__Action item__
Filter the entries below, keeping only lines with "Tanggal".

Web page and app entries:
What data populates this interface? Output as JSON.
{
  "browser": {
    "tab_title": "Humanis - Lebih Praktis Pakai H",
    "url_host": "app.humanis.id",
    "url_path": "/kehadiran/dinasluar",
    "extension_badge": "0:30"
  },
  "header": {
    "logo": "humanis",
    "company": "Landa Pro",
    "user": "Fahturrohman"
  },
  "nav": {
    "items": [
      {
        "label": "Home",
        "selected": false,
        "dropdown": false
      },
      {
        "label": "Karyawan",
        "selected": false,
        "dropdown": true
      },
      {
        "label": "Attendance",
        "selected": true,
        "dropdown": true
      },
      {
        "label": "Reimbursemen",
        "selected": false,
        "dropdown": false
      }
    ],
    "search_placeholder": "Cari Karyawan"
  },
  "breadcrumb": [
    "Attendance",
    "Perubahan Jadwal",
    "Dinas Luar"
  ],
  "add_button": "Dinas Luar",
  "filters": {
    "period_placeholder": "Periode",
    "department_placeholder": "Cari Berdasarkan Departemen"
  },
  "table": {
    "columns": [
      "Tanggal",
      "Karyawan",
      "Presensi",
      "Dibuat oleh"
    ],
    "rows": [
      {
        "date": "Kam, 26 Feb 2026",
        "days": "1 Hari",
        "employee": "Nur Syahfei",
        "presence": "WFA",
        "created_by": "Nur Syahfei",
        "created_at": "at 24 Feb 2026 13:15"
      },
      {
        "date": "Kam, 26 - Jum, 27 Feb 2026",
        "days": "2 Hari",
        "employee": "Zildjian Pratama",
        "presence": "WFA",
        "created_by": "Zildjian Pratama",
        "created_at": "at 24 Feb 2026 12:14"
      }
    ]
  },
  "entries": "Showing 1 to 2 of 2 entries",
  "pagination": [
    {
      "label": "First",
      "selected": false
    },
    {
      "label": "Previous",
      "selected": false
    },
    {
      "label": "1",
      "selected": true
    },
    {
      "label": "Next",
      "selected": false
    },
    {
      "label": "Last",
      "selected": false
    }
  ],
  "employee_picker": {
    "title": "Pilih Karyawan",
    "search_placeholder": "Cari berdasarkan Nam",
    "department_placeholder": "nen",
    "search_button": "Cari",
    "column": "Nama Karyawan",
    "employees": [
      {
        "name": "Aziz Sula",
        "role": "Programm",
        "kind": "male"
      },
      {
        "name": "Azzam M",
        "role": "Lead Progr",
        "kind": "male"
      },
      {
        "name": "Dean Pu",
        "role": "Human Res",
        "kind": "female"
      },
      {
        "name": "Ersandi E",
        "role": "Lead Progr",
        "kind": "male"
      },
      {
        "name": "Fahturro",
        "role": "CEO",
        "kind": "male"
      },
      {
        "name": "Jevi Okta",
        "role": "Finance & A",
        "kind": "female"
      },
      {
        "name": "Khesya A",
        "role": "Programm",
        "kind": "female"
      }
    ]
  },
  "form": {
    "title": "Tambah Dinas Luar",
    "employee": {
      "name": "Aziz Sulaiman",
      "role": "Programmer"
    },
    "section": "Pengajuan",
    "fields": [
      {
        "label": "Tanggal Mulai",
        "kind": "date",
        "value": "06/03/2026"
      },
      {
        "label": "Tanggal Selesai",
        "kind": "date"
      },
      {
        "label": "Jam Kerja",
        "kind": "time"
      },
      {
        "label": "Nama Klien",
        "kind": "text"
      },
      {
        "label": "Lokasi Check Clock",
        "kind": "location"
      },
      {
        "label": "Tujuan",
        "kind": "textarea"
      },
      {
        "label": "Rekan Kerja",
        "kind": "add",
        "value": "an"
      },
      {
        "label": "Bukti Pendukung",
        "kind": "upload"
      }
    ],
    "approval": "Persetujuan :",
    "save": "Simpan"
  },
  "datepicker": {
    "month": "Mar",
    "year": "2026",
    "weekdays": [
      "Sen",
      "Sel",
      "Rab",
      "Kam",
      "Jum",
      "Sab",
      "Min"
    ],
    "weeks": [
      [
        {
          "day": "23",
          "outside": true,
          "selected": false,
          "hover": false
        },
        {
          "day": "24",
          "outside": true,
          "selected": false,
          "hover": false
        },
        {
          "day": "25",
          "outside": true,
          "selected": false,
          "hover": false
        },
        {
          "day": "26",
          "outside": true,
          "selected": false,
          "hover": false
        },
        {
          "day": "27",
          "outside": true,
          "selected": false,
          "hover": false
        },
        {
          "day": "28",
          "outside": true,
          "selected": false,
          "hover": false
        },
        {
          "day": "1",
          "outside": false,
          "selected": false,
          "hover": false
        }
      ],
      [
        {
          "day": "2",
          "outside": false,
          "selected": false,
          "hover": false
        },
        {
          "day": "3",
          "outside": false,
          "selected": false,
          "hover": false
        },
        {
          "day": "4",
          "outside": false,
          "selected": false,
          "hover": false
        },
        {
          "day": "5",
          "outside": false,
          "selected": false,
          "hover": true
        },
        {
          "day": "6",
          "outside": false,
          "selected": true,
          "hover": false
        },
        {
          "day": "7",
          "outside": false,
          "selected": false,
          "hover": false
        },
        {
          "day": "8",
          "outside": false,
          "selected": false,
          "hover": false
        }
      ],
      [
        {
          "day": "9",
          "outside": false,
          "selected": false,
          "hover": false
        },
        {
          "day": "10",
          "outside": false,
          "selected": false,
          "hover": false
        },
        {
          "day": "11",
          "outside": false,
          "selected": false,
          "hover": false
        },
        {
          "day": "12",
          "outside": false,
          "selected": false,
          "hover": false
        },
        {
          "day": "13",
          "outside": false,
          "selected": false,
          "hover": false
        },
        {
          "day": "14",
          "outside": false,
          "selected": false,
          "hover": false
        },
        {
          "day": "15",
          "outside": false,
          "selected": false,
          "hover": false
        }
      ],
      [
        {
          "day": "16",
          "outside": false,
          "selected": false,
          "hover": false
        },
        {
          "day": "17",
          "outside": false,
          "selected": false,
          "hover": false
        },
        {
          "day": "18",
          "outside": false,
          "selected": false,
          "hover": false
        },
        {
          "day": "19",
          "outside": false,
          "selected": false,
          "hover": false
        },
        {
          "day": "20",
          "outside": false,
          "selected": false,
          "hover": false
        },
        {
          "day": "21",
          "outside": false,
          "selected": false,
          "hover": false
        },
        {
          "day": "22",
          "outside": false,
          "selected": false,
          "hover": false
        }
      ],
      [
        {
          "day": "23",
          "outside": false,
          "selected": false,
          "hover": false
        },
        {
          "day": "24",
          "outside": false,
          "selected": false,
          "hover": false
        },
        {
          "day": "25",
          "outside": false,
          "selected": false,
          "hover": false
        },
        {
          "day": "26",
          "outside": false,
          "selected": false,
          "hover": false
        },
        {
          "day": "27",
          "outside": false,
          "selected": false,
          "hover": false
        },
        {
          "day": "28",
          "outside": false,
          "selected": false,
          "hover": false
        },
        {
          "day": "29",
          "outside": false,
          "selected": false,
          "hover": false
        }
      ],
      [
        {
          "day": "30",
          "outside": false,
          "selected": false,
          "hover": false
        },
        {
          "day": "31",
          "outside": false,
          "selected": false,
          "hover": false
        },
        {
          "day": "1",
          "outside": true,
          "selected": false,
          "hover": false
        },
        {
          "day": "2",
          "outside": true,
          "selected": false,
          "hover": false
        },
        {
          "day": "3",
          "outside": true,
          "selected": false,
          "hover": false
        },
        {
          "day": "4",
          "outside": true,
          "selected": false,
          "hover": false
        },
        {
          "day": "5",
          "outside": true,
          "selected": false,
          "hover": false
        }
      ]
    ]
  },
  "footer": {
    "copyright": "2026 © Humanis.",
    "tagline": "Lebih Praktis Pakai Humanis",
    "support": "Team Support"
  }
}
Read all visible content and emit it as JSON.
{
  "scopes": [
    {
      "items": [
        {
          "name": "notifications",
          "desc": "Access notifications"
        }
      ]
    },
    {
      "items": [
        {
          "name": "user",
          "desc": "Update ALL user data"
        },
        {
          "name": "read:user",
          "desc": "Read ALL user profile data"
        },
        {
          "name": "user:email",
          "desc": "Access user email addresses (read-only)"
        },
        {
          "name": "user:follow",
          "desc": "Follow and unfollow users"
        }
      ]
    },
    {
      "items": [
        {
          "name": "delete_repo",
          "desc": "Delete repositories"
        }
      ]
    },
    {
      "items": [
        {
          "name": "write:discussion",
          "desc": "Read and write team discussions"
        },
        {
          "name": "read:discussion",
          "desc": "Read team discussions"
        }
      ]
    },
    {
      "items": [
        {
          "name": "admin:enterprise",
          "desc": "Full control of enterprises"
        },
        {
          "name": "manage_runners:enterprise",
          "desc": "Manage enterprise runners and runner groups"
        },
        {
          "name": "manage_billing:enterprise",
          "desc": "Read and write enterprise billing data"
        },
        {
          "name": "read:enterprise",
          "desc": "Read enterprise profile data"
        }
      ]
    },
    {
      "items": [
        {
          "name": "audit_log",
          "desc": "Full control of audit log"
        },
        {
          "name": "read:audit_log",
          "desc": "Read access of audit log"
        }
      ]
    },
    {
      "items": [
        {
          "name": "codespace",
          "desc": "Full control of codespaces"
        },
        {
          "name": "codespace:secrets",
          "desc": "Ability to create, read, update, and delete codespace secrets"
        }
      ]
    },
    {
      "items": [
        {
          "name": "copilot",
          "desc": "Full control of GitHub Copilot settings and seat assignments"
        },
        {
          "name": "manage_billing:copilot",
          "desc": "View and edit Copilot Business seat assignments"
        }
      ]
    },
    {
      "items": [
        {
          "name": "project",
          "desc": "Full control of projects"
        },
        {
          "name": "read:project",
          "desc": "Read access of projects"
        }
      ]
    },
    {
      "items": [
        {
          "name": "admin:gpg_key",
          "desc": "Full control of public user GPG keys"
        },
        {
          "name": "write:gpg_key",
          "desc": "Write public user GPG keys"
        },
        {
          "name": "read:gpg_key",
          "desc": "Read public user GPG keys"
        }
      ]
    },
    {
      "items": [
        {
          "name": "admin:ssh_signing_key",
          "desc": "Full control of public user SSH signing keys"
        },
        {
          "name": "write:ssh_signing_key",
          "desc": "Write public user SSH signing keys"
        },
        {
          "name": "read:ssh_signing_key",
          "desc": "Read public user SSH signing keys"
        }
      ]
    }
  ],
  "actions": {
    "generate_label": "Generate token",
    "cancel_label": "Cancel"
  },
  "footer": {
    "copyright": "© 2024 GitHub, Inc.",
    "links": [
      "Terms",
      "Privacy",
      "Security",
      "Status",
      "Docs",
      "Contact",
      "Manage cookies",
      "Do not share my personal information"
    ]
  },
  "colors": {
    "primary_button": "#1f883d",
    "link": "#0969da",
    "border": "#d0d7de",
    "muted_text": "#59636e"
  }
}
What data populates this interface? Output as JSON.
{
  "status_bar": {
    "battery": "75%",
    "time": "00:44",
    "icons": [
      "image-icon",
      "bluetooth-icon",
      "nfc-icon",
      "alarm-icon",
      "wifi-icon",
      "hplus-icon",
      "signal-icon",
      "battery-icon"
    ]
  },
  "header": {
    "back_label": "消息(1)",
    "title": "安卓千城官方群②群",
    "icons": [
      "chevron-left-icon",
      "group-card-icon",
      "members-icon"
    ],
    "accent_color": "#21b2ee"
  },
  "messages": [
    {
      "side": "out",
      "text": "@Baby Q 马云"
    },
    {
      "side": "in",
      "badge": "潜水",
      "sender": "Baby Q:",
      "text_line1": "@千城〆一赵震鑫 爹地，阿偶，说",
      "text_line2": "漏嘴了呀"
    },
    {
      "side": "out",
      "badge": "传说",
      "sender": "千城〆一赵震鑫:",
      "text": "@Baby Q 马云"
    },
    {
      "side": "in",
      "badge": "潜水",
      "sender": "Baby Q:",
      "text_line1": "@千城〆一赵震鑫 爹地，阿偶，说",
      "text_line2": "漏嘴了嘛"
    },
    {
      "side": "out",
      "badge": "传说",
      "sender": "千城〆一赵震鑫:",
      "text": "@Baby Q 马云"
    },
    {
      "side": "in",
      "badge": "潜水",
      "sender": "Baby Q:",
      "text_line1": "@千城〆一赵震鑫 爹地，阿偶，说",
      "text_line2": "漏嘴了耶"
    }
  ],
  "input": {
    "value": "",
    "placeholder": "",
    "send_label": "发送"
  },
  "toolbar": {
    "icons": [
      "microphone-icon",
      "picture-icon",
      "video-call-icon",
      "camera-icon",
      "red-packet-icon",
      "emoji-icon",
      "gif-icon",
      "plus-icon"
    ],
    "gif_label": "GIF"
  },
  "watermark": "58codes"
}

__Answer area__
      "Tanggal",
        "label": "Tanggal Mulai",
        "label": "Tanggal Selesai",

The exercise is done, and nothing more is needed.